- **What you will do**: Reproduce the entries exactly as they appear below.

- **Exercise inputs**:
+ + + +

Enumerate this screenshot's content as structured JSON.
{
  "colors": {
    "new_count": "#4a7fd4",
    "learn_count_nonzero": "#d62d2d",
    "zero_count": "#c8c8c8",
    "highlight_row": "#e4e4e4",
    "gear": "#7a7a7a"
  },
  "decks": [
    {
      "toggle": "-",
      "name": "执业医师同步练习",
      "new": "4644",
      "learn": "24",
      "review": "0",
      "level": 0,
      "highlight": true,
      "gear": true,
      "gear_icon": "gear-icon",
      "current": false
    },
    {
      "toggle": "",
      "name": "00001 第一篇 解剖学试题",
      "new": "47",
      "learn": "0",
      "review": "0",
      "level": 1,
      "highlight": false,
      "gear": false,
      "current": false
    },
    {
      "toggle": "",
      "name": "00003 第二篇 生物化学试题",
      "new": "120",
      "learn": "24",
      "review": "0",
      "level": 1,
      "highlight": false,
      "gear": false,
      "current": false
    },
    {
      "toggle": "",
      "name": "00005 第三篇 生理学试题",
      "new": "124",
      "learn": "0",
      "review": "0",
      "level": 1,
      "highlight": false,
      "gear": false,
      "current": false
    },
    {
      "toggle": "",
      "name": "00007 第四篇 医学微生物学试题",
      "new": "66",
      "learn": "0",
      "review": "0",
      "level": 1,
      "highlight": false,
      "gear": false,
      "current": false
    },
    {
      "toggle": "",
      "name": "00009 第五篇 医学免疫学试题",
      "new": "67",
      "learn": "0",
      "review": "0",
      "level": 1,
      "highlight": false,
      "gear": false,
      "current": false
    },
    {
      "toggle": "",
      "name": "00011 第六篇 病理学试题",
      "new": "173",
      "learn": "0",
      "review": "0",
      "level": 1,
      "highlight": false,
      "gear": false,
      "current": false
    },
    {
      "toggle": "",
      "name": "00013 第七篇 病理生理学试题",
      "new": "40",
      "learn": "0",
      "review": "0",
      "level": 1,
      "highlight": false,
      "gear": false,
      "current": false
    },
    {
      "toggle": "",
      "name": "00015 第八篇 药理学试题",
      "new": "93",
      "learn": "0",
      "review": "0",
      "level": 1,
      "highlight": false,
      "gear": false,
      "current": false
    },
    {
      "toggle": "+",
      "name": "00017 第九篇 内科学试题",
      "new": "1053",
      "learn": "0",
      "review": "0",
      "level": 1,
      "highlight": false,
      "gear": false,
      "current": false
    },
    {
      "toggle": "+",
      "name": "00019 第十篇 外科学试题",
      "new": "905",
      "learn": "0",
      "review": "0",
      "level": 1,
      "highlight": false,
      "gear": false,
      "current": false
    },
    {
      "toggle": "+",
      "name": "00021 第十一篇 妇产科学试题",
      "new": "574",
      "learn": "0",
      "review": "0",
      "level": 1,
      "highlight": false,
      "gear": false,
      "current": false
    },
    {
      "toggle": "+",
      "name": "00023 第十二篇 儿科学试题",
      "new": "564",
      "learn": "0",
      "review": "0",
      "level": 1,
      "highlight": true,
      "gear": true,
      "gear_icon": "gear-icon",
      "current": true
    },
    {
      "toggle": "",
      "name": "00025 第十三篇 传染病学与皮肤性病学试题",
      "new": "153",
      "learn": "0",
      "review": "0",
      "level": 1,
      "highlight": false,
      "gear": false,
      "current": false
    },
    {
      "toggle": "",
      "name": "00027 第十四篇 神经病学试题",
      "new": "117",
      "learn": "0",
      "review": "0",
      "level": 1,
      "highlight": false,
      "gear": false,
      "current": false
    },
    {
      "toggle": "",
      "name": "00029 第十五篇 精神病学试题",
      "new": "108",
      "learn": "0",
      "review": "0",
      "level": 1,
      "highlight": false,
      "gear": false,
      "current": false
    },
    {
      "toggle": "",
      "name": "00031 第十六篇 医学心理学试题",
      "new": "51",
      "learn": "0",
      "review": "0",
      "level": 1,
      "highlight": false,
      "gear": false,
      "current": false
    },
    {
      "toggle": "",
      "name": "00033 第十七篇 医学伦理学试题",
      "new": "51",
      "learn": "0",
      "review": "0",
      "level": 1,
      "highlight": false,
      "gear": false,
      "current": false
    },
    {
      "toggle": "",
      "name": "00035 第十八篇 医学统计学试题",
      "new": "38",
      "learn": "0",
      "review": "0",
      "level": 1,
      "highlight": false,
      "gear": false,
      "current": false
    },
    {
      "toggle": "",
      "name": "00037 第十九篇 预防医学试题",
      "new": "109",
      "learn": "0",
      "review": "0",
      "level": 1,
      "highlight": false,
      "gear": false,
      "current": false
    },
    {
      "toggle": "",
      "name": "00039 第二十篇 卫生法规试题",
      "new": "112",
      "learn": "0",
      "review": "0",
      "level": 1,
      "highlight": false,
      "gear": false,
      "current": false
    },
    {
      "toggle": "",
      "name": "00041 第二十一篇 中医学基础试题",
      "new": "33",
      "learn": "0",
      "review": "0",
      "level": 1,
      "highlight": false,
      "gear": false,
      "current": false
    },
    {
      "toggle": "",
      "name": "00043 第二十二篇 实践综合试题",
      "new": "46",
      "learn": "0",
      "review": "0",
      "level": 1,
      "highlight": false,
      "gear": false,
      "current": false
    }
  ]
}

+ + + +

- **Exercise response**:
Enumerate this screenshot's content as structured JSON.
{
  "colors": {
    "new_count": "#4a7fd4",
    "learn_count_nonzero": "#d62d2d",
    "zero_count": "#c8c8c8",
    "highlight_row": "#e4e4e4",
    "gear": "#7a7a7a"
  },
  "decks": [
    {
      "toggle": "-",
      "name": "执业医师同步练习",
      "new": "4644",
      "learn": "24",
      "review": "0",
      "level": 0,
      "highlight": true,
      "gear": true,
      "gear_icon": "gear-icon",
      "current": false
    },
    {
      "toggle": "",
      "name": "00001 第一篇 解剖学试题",
      "new": "47",
      "learn": "0",
      "review": "0",
      "level": 1,
      "highlight": false,
      "gear": false,
      "current": false
    },
    {
      "toggle": "",
      "name": "00003 第二篇 生物化学试题",
      "new": "120",
      "learn": "24",
      "review": "0",
      "level": 1,
      "highlight": false,
      "gear": false,
      "current": false
    },
    {
      "toggle": "",
      "name": "00005 第三篇 生理学试题",
      "new": "124",
      "learn": "0",
      "review": "0",
      "level": 1,
      "highlight": false,
      "gear": false,
      "current": false
    },
    {
      "toggle": "",
      "name": "00007 第四篇 医学微生物学试题",
      "new": "66",
      "learn": "0",
      "review": "0",
      "level": 1,
      "highlight": false,
      "gear": false,
      "current": false
    },
    {
      "toggle": "",
      "name": "00009 第五篇 医学免疫学试题",
      "new": "67",
      "learn": "0",
      "review": "0",
      "level": 1,
      "highlight": false,
      "gear": false,
      "current": false
    },
    {
      "toggle": "",
      "name": "00011 第六篇 病理学试题",
      "new": "173",
      "learn": "0",
      "review": "0",
      "level": 1,
      "highlight": false,
      "gear": false,
      "current": false
    },
    {
      "toggle": "",
      "name": "00013 第七篇 病理生理学试题",
      "new": "40",
      "learn": "0",
      "review": "0",
      "level": 1,
      "highlight": false,
      "gear": false,
      "current": false
    },
    {
      "toggle": "",
      "name": "00015 第八篇 药理学试题",
      "new": "93",
      "learn": "0",
      "review": "0",
      "level": 1,
      "highlight": false,
      "gear": false,
      "current": false
    },
    {
      "toggle": "+",
      "name": "00017 第九篇 内科学试题",
      "new": "1053",
      "learn": "0",
      "review": "0",
      "level": 1,
      "highlight": false,
      "gear": false,
      "current": false
    },
    {
      "toggle": "+",
      "name": "00019 第十篇 外科学试题",
      "new": "905",
      "learn": "0",
      "review": "0",
      "level": 1,
      "highlight": false,
      "gear": false,
      "current": false
    },
    {
      "toggle": "+",
      "name": "00021 第十一篇 妇产科学试题",
      "new": "574",
      "learn": "0",
      "review": "0",
      "level": 1,
      "highlight": false,
      "gear": false,
      "current": false
    },
    {
      "toggle": "+",
      "name": "00023 第十二篇 儿科学试题",
      "new": "564",
      "learn": "0",
      "review": "0",
      "level": 1,
      "highlight": true,
      "gear": true,
      "gear_icon": "gear-icon",
      "current": true
    },
    {
      "toggle": "",
      "name": "00025 第十三篇 传染病学与皮肤性病学试题",
      "new": "153",
      "learn": "0",
      "review": "0",
      "level": 1,
      "highlight": false,
      "gear": false,
      "current": false
    },
    {
      "toggle": "",
      "name": "00027 第十四篇 神经病学试题",
      "new": "117",
      "learn": "0",
      "review": "0",
      "level": 1,
      "highlight": false,
      "gear": false,
      "current": false
    },
    {
      "toggle": "",
      "name": "00029 第十五篇 精神病学试题",
      "new": "108",
      "learn": "0",
      "review": "0",
      "level": 1,
      "highlight": false,
      "gear": false,
      "current": false
    },
    {
      "toggle": "",
      "name": "00031 第十六篇 医学心理学试题",
      "new": "51",
      "learn": "0",
      "review": "0",
      "level": 1,
      "highlight": false,
      "gear": false,
      "current": false
    },
    {
      "toggle": "",
      "name": "00033 第十七篇 医学伦理学试题",
      "new": "51",
      "learn": "0",
      "review": "0",
      "level": 1,
      "highlight": false,
      "gear": false,
      "current": false
    },
    {
      "toggle": "",
      "name": "00035 第十八篇 医学统计学试题",
      "new": "38",
      "learn": "0",
      "review": "0",
      "level": 1,
      "highlight": false,
      "gear": false,
      "current": false
    },
    {
      "toggle": "",
      "name": "00037 第十九篇 预防医学试题",
      "new": "109",
      "learn": "0",
      "review": "0",
      "level": 1,
      "highlight": false,
      "gear": false,
      "current": false
    },
    {
      "toggle": "",
      "name": "00039 第二十篇 卫生法规试题",
      "new": "112",
      "learn": "0",
      "review": "0",
      "level": 1,
      "highlight": false,
      "gear": false,
      "current": false
    },
    {
      "toggle": "",
      "name": "00041 第二十一篇 中医学基础试题",
      "new": "33",
      "learn": "0",
      "review": "0",
      "level": 1,
      "highlight": false,
      "gear": false,
      "current": false
    },
    {
      "toggle": "",
      "name": "00043 第二十二篇 实践综合试题",
      "new": "46",
      "learn": "0",
      "review": "0",
      "level": 1,
      "highlight": false,
      "gear": false,
      "current": false
    }
  ]
}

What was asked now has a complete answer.